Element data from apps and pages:

━━━━━━

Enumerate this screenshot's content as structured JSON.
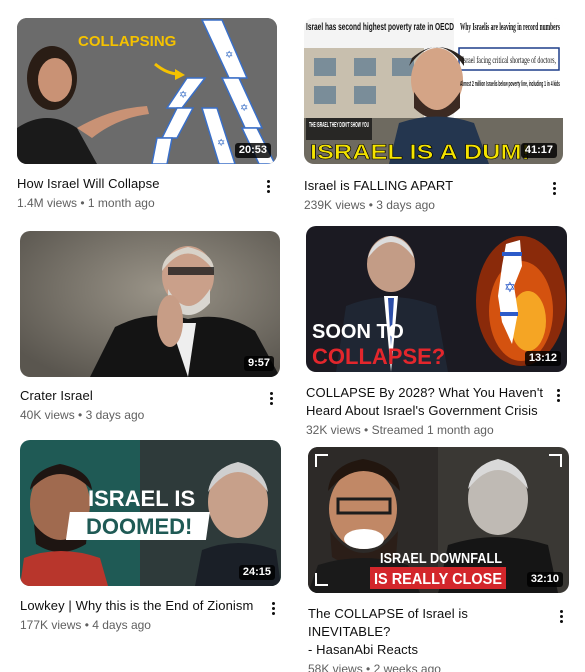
{
  "videos": [
    {
      "title": "How Israel Will Collapse",
      "views": "1.4M views",
      "age": "1 month ago",
      "duration": "20:53",
      "thumb_text": [
        "COLLAPSING"
      ]
    },
    {
      "title": "Israel is FALLING APART",
      "views": "239K views",
      "age": "3 days ago",
      "duration": "41:17",
      "thumb_text": [
        "Israel has second highest poverty rate in OECD",
        "Why Israelis are leaving in record numbers",
        "Israel facing critical shortage of doctors,",
        "Almost 2 million Israelis below poverty line, including 1 in 4 kids",
        "THE ISRAEL THEY DON'T SHOW YOU",
        "ISRAEL IS A DUM!"
      ]
    },
    {
      "title": "Crater Israel",
      "views": "40K views",
      "age": "3 days ago",
      "duration": "9:57",
      "thumb_text": []
    },
    {
      "title": "COLLAPSE By 2028? What You Haven't Heard About Israel's Government Crisis",
      "title_lines": [
        "COLLAPSE By 2028? What You Haven't",
        "Heard About Israel's Government Crisis"
      ],
      "views": "32K views",
      "age": "Streamed 1 month ago",
      "duration": "13:12",
      "thumb_text": [
        "SOON TO",
        "COLLAPSE?"
      ]
    },
    {
      "title": "Lowkey | Why this is the End of Zionism",
      "views": "177K views",
      "age": "4 days ago",
      "duration": "24:15",
      "thumb_text": [
        "ISRAEL IS",
        "DOOMED!"
      ]
    },
    {
      "title": "The COLLAPSE of Israel is INEVITABLE? - HasanAbi Reacts",
      "title_lines": [
        "The COLLAPSE of Israel is INEVITABLE?",
        "- HasanAbi Reacts"
      ],
      "views": "58K views",
      "age": "2 weeks ago",
      "duration": "32:10",
      "thumb_text": [
        "ISRAEL DOWNFALL",
        "IS REALLY CLOSE"
      ]
    }
  ],
  "separator": " • ",
  "icons": {
    "more": "more-vertical-icon"
  },
  "colors": {
    "meta_text": "#606060",
    "title_text": "#0f0f0f",
    "duration_bg": "#000000"
  }
}
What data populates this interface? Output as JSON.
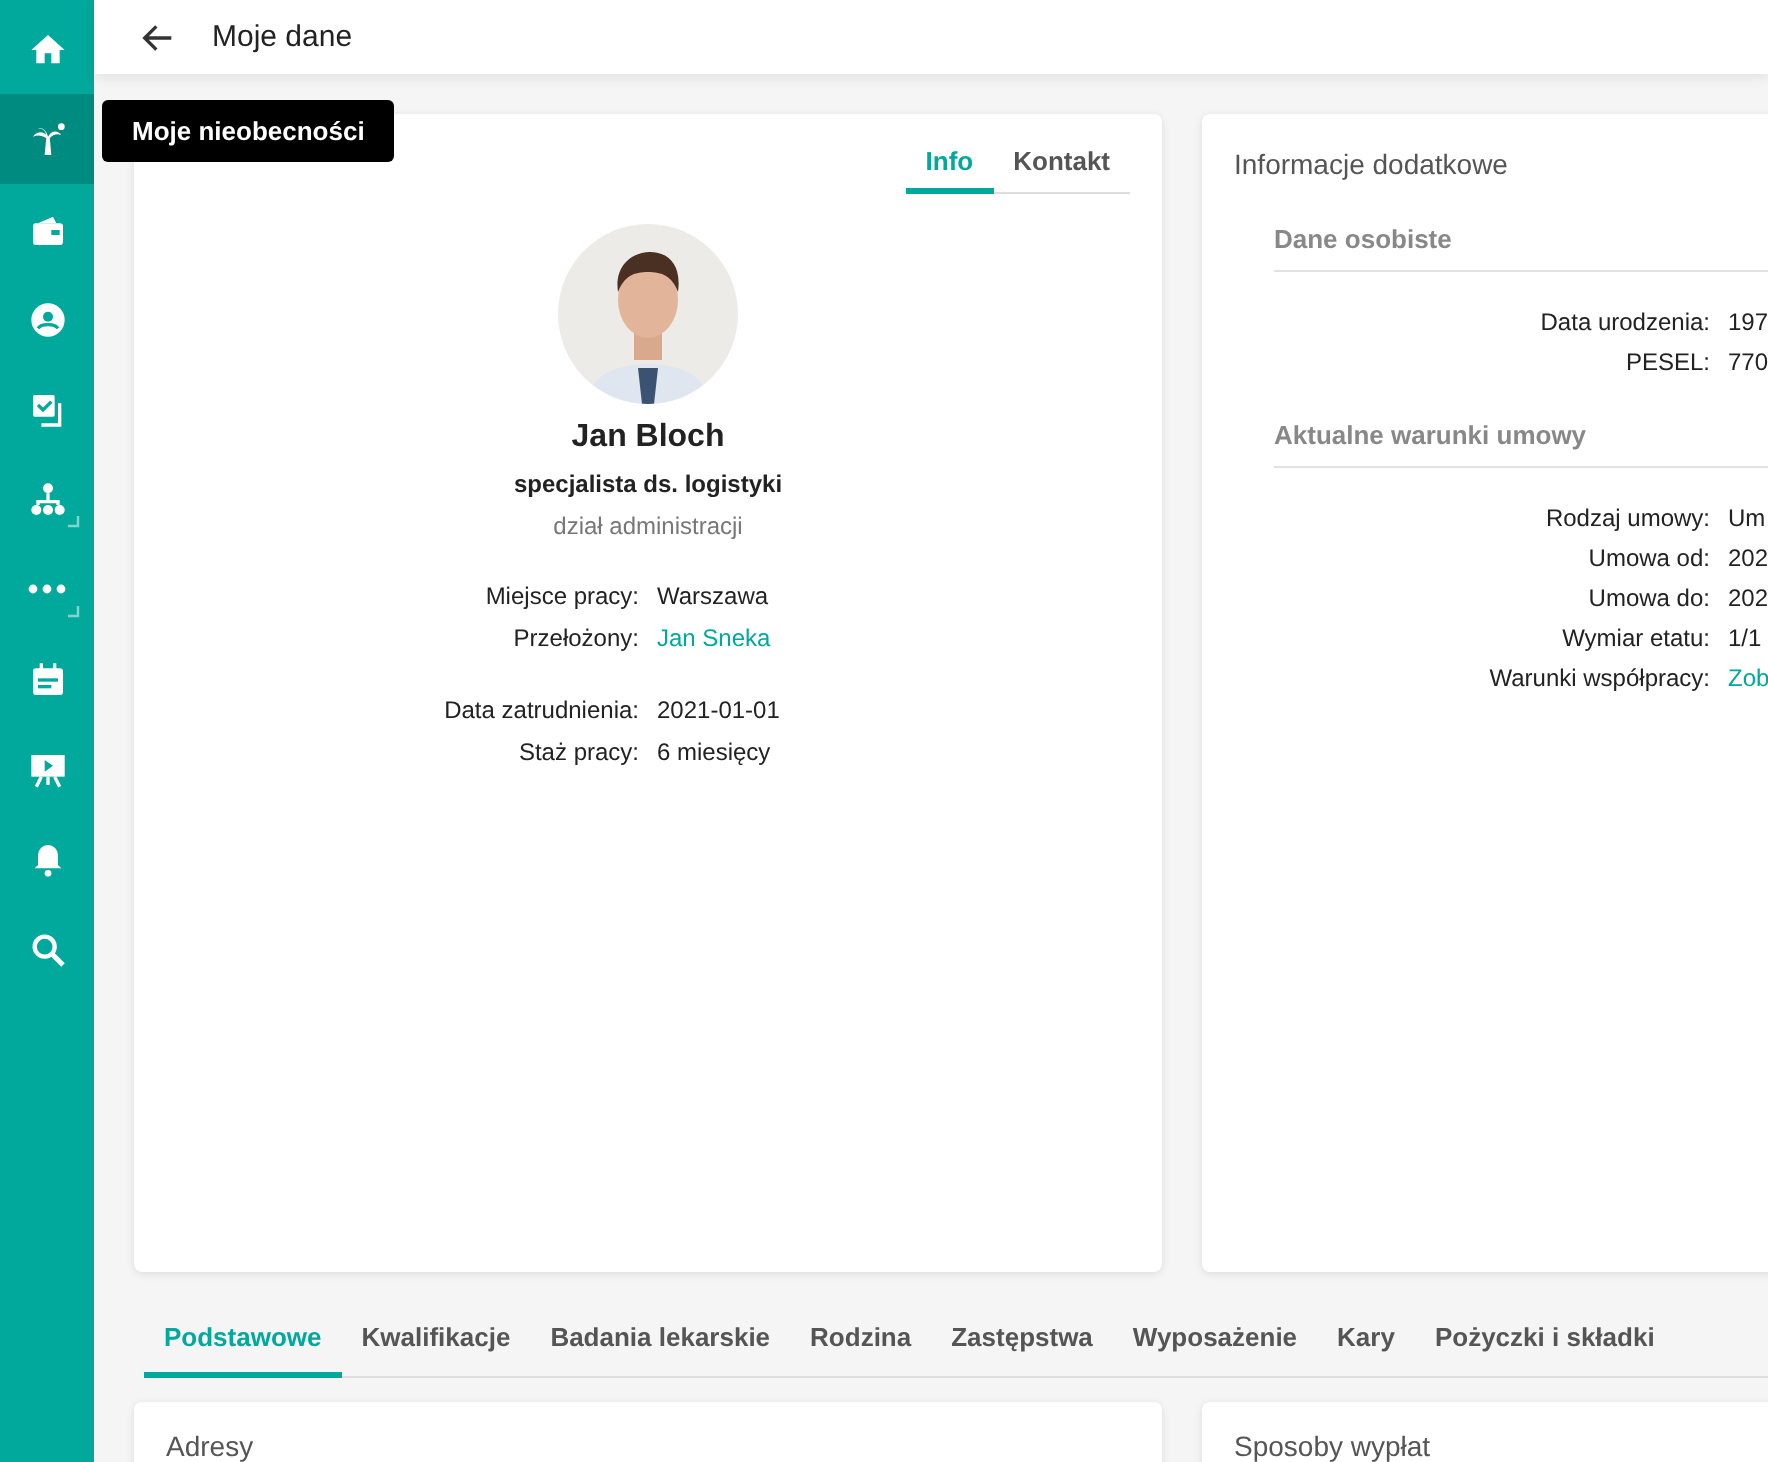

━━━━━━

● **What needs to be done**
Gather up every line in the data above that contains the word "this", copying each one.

● **Response to the task**
Enumerate this screenshot's content as structured JSON.
      "title": "Lowkey | Why this is the End of Zionism",
What data populates this interface? Output as JSON.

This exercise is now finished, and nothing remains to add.